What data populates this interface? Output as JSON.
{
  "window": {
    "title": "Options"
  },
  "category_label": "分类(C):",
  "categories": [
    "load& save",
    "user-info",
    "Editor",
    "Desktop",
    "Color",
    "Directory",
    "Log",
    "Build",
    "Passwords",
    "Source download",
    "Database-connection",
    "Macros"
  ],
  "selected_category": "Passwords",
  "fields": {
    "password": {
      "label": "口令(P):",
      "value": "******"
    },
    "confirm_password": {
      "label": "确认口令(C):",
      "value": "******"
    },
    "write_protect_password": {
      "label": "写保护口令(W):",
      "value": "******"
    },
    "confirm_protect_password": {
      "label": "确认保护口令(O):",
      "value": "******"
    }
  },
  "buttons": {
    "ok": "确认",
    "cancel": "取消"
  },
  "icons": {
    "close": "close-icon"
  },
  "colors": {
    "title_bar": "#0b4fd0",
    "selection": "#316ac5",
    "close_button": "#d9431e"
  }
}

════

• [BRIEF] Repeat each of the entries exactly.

• [TASK RESULT]
What data populates this interface? Output as JSON.
{
  "window": {
    "title": "Options"
  },
  "category_label": "分类(C):",
  "categories": [
    "load& save",
    "user-info",
    "Editor",
    "Desktop",
    "Color",
    "Directory",
    "Log",
    "Build",
    "Passwords",
    "Source download",
    "Database-connection",
    "Macros"
  ],
  "selected_category": "Passwords",
  "fields": {
    "password": {
      "label": "口令(P):",
      "value": "******"
    },
    "confirm_password": {
      "label": "确认口令(C):",
      "value": "******"
    },
    "write_protect_password": {
      "label": "写保护口令(W):",
      "value": "******"
    },
    "confirm_protect_password": {
      "label": "确认保护口令(O):",
      "value": "******"
    }
  },
  "buttons": {
    "ok": "确认",
    "cancel": "取消"
  },
  "icons": {
    "close": "close-icon"
  },
  "colors": {
    "title_bar": "#0b4fd0",
    "selection": "#316ac5",
    "close_button": "#d9431e"
  }
}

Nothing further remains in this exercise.